The children’s dictionary writers at Oxford University Press (OUP) named #, or hashtag, the UK children’s word of the year. Through the annual analysis of over 100,000 submissions to Radio 2’s 500 word short story competition, it was found that children under 13 years old are using the word creatively, as a form of emphasis or commenting in stories. What makes the word so remarkable is the new way it is being used. “Children are not tweeting and using Twitter, but they are using the word hashtag and the symbol # for dramatic effect, it is heightening tension,” said Vineeta Gupta, head of children’s dictionaries at OUP.
The hashtag diverges from the pictorial glyph system of Emojis because it doesn’t resemble what it stands for. The hashtag is symbolic rather than iconic, as most natural language is. The nature of the hashtag as a symbol rather than an icon means it is more susceptible to change, allowing it to branch off from its original purpose of allowing Twitter users to refer to a larger conversation.
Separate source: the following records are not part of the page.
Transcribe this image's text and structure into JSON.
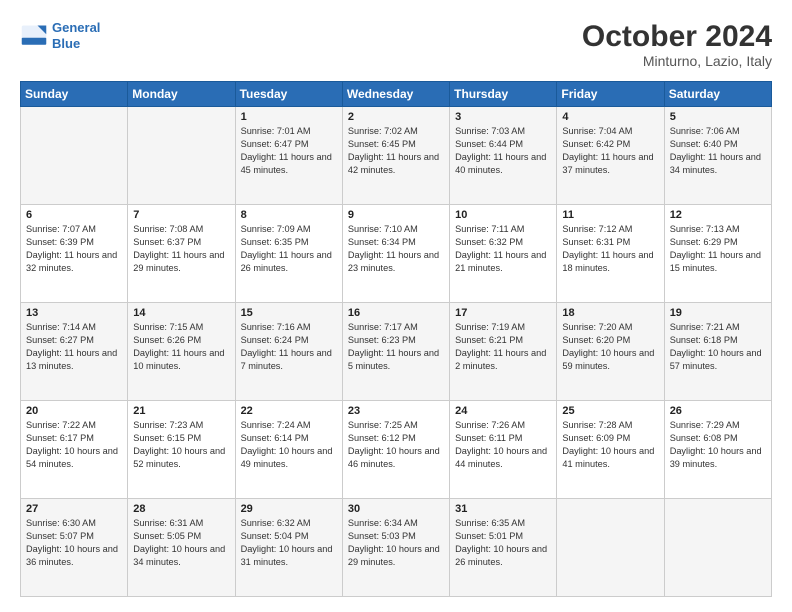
{
  "header": {
    "logo_line1": "General",
    "logo_line2": "Blue",
    "month": "October 2024",
    "location": "Minturno, Lazio, Italy"
  },
  "weekdays": [
    "Sunday",
    "Monday",
    "Tuesday",
    "Wednesday",
    "Thursday",
    "Friday",
    "Saturday"
  ],
  "weeks": [
    [
      {
        "day": "",
        "text": ""
      },
      {
        "day": "",
        "text": ""
      },
      {
        "day": "1",
        "text": "Sunrise: 7:01 AM\nSunset: 6:47 PM\nDaylight: 11 hours and 45 minutes."
      },
      {
        "day": "2",
        "text": "Sunrise: 7:02 AM\nSunset: 6:45 PM\nDaylight: 11 hours and 42 minutes."
      },
      {
        "day": "3",
        "text": "Sunrise: 7:03 AM\nSunset: 6:44 PM\nDaylight: 11 hours and 40 minutes."
      },
      {
        "day": "4",
        "text": "Sunrise: 7:04 AM\nSunset: 6:42 PM\nDaylight: 11 hours and 37 minutes."
      },
      {
        "day": "5",
        "text": "Sunrise: 7:06 AM\nSunset: 6:40 PM\nDaylight: 11 hours and 34 minutes."
      }
    ],
    [
      {
        "day": "6",
        "text": "Sunrise: 7:07 AM\nSunset: 6:39 PM\nDaylight: 11 hours and 32 minutes."
      },
      {
        "day": "7",
        "text": "Sunrise: 7:08 AM\nSunset: 6:37 PM\nDaylight: 11 hours and 29 minutes."
      },
      {
        "day": "8",
        "text": "Sunrise: 7:09 AM\nSunset: 6:35 PM\nDaylight: 11 hours and 26 minutes."
      },
      {
        "day": "9",
        "text": "Sunrise: 7:10 AM\nSunset: 6:34 PM\nDaylight: 11 hours and 23 minutes."
      },
      {
        "day": "10",
        "text": "Sunrise: 7:11 AM\nSunset: 6:32 PM\nDaylight: 11 hours and 21 minutes."
      },
      {
        "day": "11",
        "text": "Sunrise: 7:12 AM\nSunset: 6:31 PM\nDaylight: 11 hours and 18 minutes."
      },
      {
        "day": "12",
        "text": "Sunrise: 7:13 AM\nSunset: 6:29 PM\nDaylight: 11 hours and 15 minutes."
      }
    ],
    [
      {
        "day": "13",
        "text": "Sunrise: 7:14 AM\nSunset: 6:27 PM\nDaylight: 11 hours and 13 minutes."
      },
      {
        "day": "14",
        "text": "Sunrise: 7:15 AM\nSunset: 6:26 PM\nDaylight: 11 hours and 10 minutes."
      },
      {
        "day": "15",
        "text": "Sunrise: 7:16 AM\nSunset: 6:24 PM\nDaylight: 11 hours and 7 minutes."
      },
      {
        "day": "16",
        "text": "Sunrise: 7:17 AM\nSunset: 6:23 PM\nDaylight: 11 hours and 5 minutes."
      },
      {
        "day": "17",
        "text": "Sunrise: 7:19 AM\nSunset: 6:21 PM\nDaylight: 11 hours and 2 minutes."
      },
      {
        "day": "18",
        "text": "Sunrise: 7:20 AM\nSunset: 6:20 PM\nDaylight: 10 hours and 59 minutes."
      },
      {
        "day": "19",
        "text": "Sunrise: 7:21 AM\nSunset: 6:18 PM\nDaylight: 10 hours and 57 minutes."
      }
    ],
    [
      {
        "day": "20",
        "text": "Sunrise: 7:22 AM\nSunset: 6:17 PM\nDaylight: 10 hours and 54 minutes."
      },
      {
        "day": "21",
        "text": "Sunrise: 7:23 AM\nSunset: 6:15 PM\nDaylight: 10 hours and 52 minutes."
      },
      {
        "day": "22",
        "text": "Sunrise: 7:24 AM\nSunset: 6:14 PM\nDaylight: 10 hours and 49 minutes."
      },
      {
        "day": "23",
        "text": "Sunrise: 7:25 AM\nSunset: 6:12 PM\nDaylight: 10 hours and 46 minutes."
      },
      {
        "day": "24",
        "text": "Sunrise: 7:26 AM\nSunset: 6:11 PM\nDaylight: 10 hours and 44 minutes."
      },
      {
        "day": "25",
        "text": "Sunrise: 7:28 AM\nSunset: 6:09 PM\nDaylight: 10 hours and 41 minutes."
      },
      {
        "day": "26",
        "text": "Sunrise: 7:29 AM\nSunset: 6:08 PM\nDaylight: 10 hours and 39 minutes."
      }
    ],
    [
      {
        "day": "27",
        "text": "Sunrise: 6:30 AM\nSunset: 5:07 PM\nDaylight: 10 hours and 36 minutes."
      },
      {
        "day": "28",
        "text": "Sunrise: 6:31 AM\nSunset: 5:05 PM\nDaylight: 10 hours and 34 minutes."
      },
      {
        "day": "29",
        "text": "Sunrise: 6:32 AM\nSunset: 5:04 PM\nDaylight: 10 hours and 31 minutes."
      },
      {
        "day": "30",
        "text": "Sunrise: 6:34 AM\nSunset: 5:03 PM\nDaylight: 10 hours and 29 minutes."
      },
      {
        "day": "31",
        "text": "Sunrise: 6:35 AM\nSunset: 5:01 PM\nDaylight: 10 hours and 26 minutes."
      },
      {
        "day": "",
        "text": ""
      },
      {
        "day": "",
        "text": ""
      }
    ]
  ]
}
Linguistics professor Vyvyan Evans told The Guardian that the hashtag, “has […] moved across discourse genres: as a linguistic marker of emphasis it is evolving a new life, punctuating and so nuancing the meaning of language in written narratives […] This raises interesting questions about the nature and role of digital communication for language and human communication more generally.” It is not a new finding that social media speeds up language evolution, but now social media has begun to change it.
#linguistics #hashtag #language #langchat